[[ RECORDS open ]]
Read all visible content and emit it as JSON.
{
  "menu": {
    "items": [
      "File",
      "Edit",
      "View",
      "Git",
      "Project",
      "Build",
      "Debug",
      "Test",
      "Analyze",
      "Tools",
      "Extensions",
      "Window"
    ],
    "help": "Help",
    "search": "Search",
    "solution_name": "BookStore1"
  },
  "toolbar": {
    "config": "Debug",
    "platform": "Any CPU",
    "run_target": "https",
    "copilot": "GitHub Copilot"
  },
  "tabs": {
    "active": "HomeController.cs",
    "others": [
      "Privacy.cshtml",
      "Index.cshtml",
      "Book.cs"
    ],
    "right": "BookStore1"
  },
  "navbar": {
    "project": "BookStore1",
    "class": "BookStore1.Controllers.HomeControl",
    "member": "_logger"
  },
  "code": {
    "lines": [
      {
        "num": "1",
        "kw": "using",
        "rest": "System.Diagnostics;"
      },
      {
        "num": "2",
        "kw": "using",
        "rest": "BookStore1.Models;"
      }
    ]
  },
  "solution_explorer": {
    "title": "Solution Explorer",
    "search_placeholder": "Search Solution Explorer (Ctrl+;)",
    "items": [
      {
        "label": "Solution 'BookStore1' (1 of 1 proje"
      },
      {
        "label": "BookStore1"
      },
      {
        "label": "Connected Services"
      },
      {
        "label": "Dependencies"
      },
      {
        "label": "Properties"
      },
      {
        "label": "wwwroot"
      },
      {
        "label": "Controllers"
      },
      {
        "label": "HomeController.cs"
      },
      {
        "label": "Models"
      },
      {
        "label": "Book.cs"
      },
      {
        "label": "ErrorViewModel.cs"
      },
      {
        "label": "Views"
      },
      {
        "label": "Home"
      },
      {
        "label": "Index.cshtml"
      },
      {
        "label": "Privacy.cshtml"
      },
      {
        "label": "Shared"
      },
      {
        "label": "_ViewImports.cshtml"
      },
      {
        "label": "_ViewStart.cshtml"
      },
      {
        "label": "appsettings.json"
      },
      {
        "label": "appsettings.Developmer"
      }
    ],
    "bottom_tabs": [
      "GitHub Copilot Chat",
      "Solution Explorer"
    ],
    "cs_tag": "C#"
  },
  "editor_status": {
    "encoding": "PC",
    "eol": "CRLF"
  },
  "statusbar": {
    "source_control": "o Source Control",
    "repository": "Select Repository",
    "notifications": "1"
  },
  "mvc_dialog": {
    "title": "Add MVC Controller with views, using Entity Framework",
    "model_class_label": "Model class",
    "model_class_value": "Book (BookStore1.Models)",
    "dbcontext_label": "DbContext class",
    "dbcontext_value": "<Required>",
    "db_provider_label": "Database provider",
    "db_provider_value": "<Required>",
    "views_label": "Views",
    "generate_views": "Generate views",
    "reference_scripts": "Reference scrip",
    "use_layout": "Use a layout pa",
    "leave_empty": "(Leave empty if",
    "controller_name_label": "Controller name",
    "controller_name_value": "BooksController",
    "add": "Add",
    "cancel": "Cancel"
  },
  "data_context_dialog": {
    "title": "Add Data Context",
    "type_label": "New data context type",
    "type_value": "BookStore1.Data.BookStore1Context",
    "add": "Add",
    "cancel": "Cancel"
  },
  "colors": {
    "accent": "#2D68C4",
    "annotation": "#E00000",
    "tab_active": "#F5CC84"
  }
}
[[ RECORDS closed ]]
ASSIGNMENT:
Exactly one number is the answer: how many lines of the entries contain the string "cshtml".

RESPONSE AREA:
6